**Directions for this task**
Your answer should be every line below that includes the word "favorites".

════

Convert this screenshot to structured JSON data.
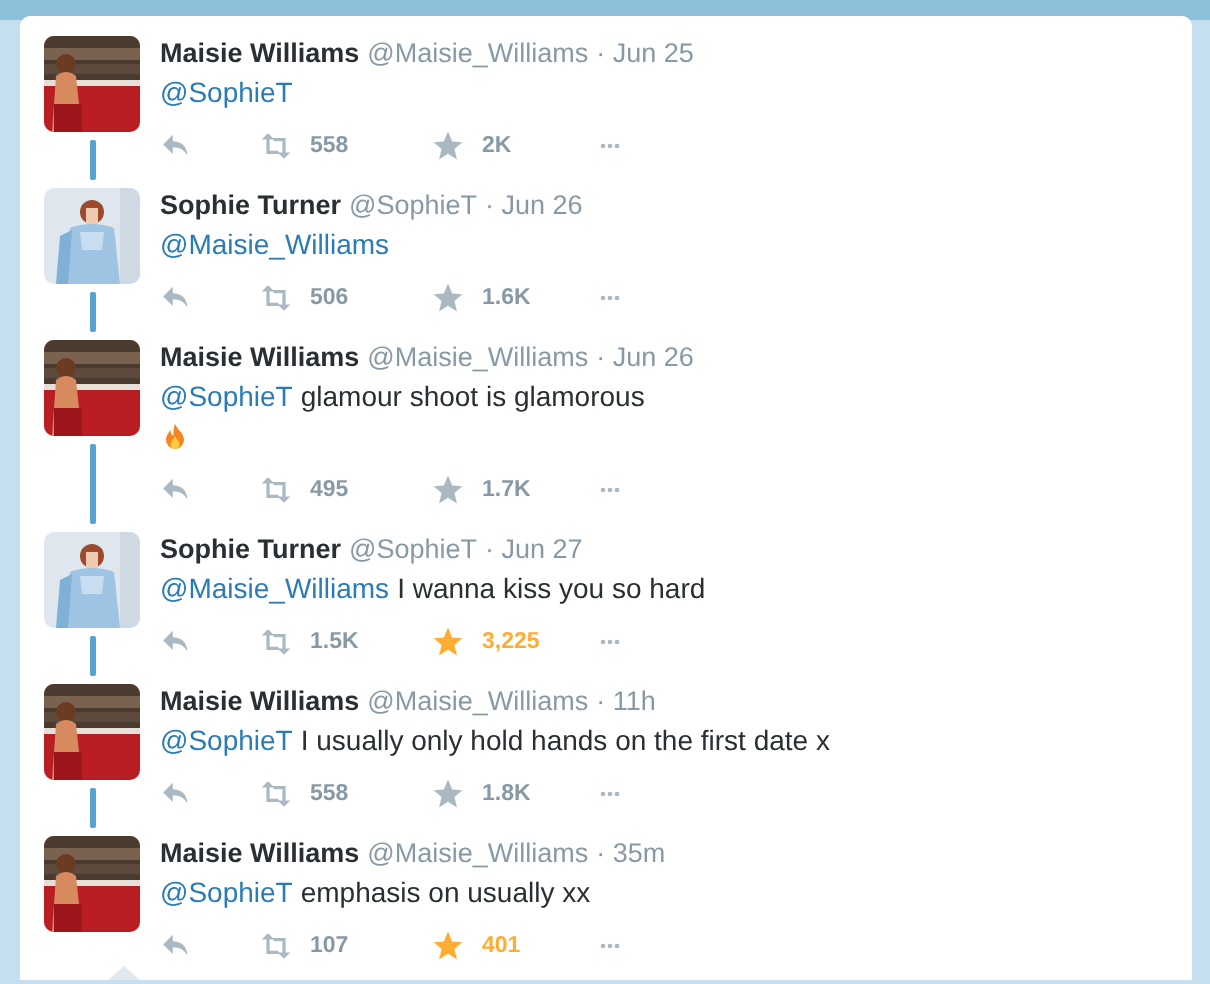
{
  "tweets": [
    {
      "name": "Maisie Williams",
      "handle": "@Maisie_Williams",
      "time": "· Jun 25",
      "mention": "@SophieT",
      "retweets": "558",
      "favorites": "2K",
      "favorited": false
    },
    {
      "name": "Sophie Turner",
      "handle": "@SophieT",
      "time": "· Jun 26",
      "mention": "@Maisie_Williams",
      "retweets": "506",
      "favorites": "1.6K",
      "favorited": false
    },
    {
      "name": "Maisie Williams",
      "handle": "@Maisie_Williams",
      "time": "· Jun 26",
      "mention": "@SophieT",
      "text": "glamour shoot is glamorous",
      "fire_icon": true,
      "retweets": "495",
      "favorites": "1.7K",
      "favorited": false
    },
    {
      "name": "Sophie Turner",
      "handle": "@SophieT",
      "time": "· Jun 27",
      "mention": "@Maisie_Williams",
      "text": "I wanna kiss you so hard",
      "retweets": "1.5K",
      "favorites": "3,225",
      "favorited": true
    },
    {
      "name": "Maisie Williams",
      "handle": "@Maisie_Williams",
      "time": "· 11h",
      "mention": "@SophieT",
      "text": "I usually only hold hands on the first date x",
      "retweets": "558",
      "favorites": "1.8K",
      "favorited": false
    },
    {
      "name": "Maisie Williams",
      "handle": "@Maisie_Williams",
      "time": "· 35m",
      "mention": "@SophieT",
      "text": "emphasis on usually xx",
      "retweets": "107",
      "favorites": "401",
      "favorited": true
    }
  ]
}
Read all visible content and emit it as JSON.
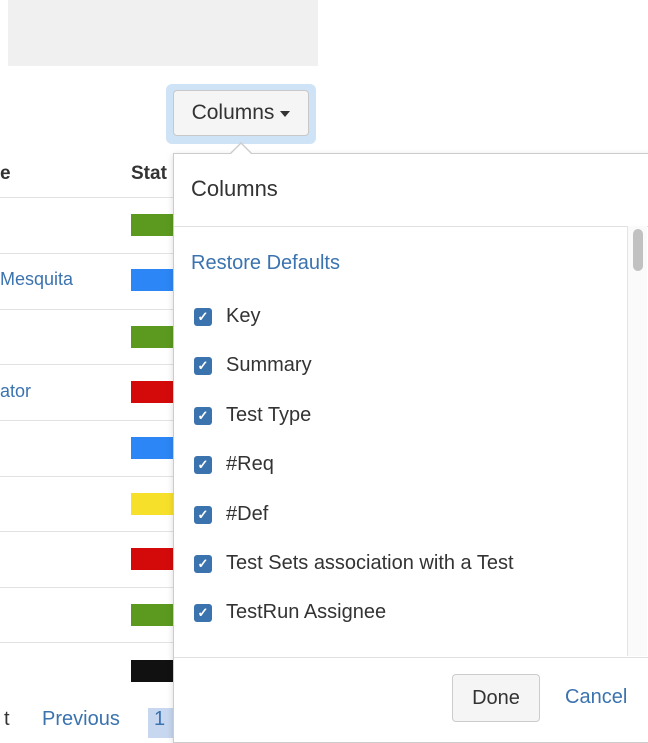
{
  "toolbar": {
    "columns_button_label": "Columns"
  },
  "table": {
    "header_fragments": [
      "e",
      "Stat"
    ],
    "name_fragments": [
      "Mesquita",
      "ator"
    ],
    "status_colors": [
      "#5b9a1f",
      "#2d86f5",
      "#5b9a1f",
      "#d40a0a",
      "#2d86f5",
      "#f7e02a",
      "#d40a0a",
      "#5b9a1f",
      "#111111"
    ]
  },
  "pager": {
    "prev_fragment": "t",
    "previous": "Previous",
    "page": "1"
  },
  "panel": {
    "title": "Columns",
    "restore_defaults": "Restore Defaults",
    "options": [
      {
        "label": "Key",
        "checked": true
      },
      {
        "label": "Summary",
        "checked": true
      },
      {
        "label": "Test Type",
        "checked": true
      },
      {
        "label": "#Req",
        "checked": true
      },
      {
        "label": "#Def",
        "checked": true
      },
      {
        "label": "Test Sets association with a Test",
        "checked": true
      },
      {
        "label": "TestRun Assignee",
        "checked": true
      }
    ],
    "done": "Done",
    "cancel": "Cancel"
  }
}
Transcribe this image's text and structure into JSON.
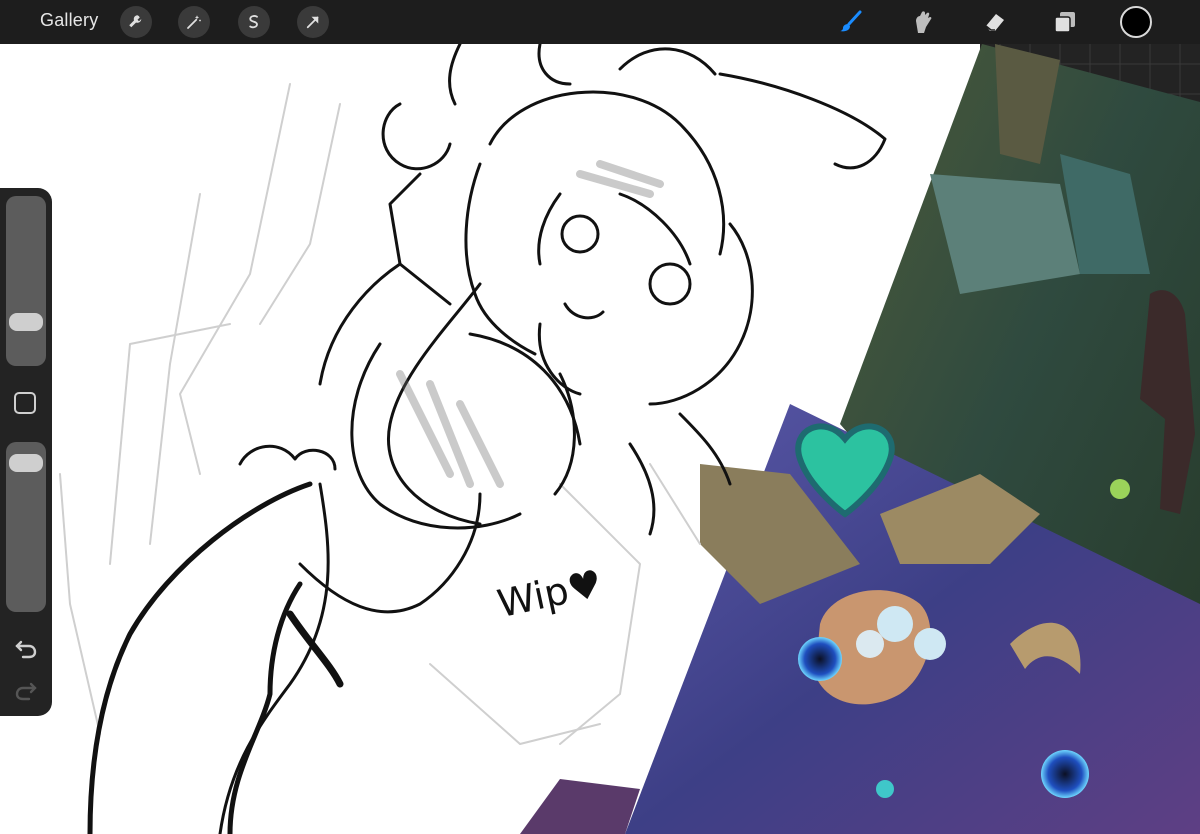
{
  "toolbar": {
    "gallery_label": "Gallery",
    "left_tools": [
      "wrench-icon",
      "magic-wand-icon",
      "selection-icon",
      "transform-arrow-icon"
    ],
    "right_tools": [
      "brush-icon",
      "smudge-icon",
      "eraser-icon",
      "layers-icon"
    ],
    "active_tool": "brush-icon",
    "accent_color": "#1a8cff",
    "current_color": "#000000"
  },
  "sidebar": {
    "brush_size_level": 0.22,
    "opacity_level": 0.94,
    "icons": [
      "modify-square-icon",
      "undo-icon",
      "redo-icon"
    ]
  },
  "canvas": {
    "handwritten_text": "Wip♥"
  }
}
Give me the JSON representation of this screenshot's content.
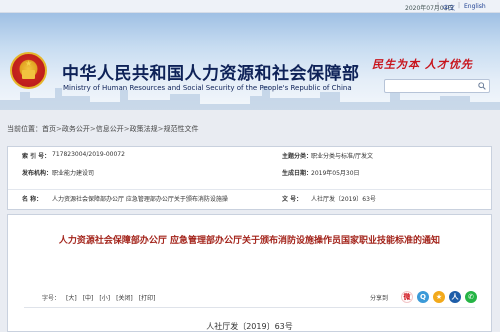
{
  "topbar": {
    "date": "2020年07月03日",
    "lang_cn": "中文",
    "lang_en": "English"
  },
  "header": {
    "title_cn": "中华人民共和国人力资源和社会保障部",
    "title_en": "Ministry of Human Resources and Social Security of the People's Republic of China",
    "slogan": "民生为本 人才优先",
    "search_placeholder": "",
    "emblem_icon": "national-emblem",
    "search_icon": "magnifier"
  },
  "breadcrumb": {
    "prefix": "当前位置：",
    "items": [
      "首页",
      "政务公开",
      "信息公开",
      "政策法规",
      "规范性文件"
    ],
    "separator": ">"
  },
  "info": {
    "index_label": "索  引  号：",
    "index_value": "717823004/2019-00072",
    "category_label": "主题分类：",
    "category_value": "职业分类与标准/厅发文",
    "publisher_label": "发布机构：",
    "publisher_value": "职业能力建设司",
    "date_label": "生成日期：",
    "date_value": "2019年05月30日",
    "name_label": "名      称：",
    "name_value": "人力资源社会保障部办公厅 应急管理部办公厅关于颁布消防设施操",
    "docno_label": "文      号：",
    "docno_value": "人社厅发〔2019〕63号"
  },
  "article": {
    "headline": "人力资源社会保障部办公厅 应急管理部办公厅关于颁布消防设施操作员国家职业技能标准的通知",
    "font_label": "字号：",
    "font_options": [
      "[大]",
      "[中]",
      "[小]",
      "[关闭]",
      "[打印]"
    ],
    "share_label": "分享到",
    "share_icons": [
      "weibo-icon",
      "qq-icon",
      "qzone-icon",
      "renren-icon",
      "wechat-icon"
    ],
    "doc_number": "人社厅发〔2019〕63号"
  },
  "colors": {
    "title_navy": "#0e2258",
    "slogan_red": "#c8141c",
    "headline_red": "#a3241b",
    "page_bg": "#e9ecf2"
  }
}
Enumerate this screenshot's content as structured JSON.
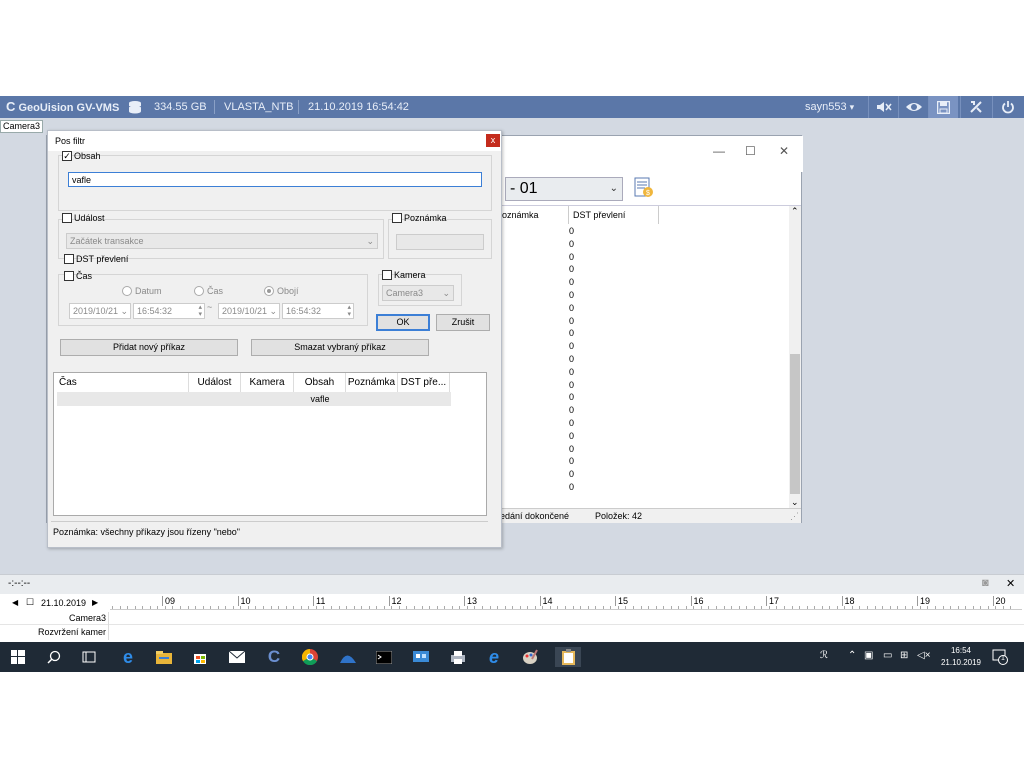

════

**Answer box**
      "favorites": "2K",
      "favorites": "1.6K",
      "favorites": "1.7K",
      "favorites": "3,225",
      "favorites": "1.8K",
      "favorites": "401",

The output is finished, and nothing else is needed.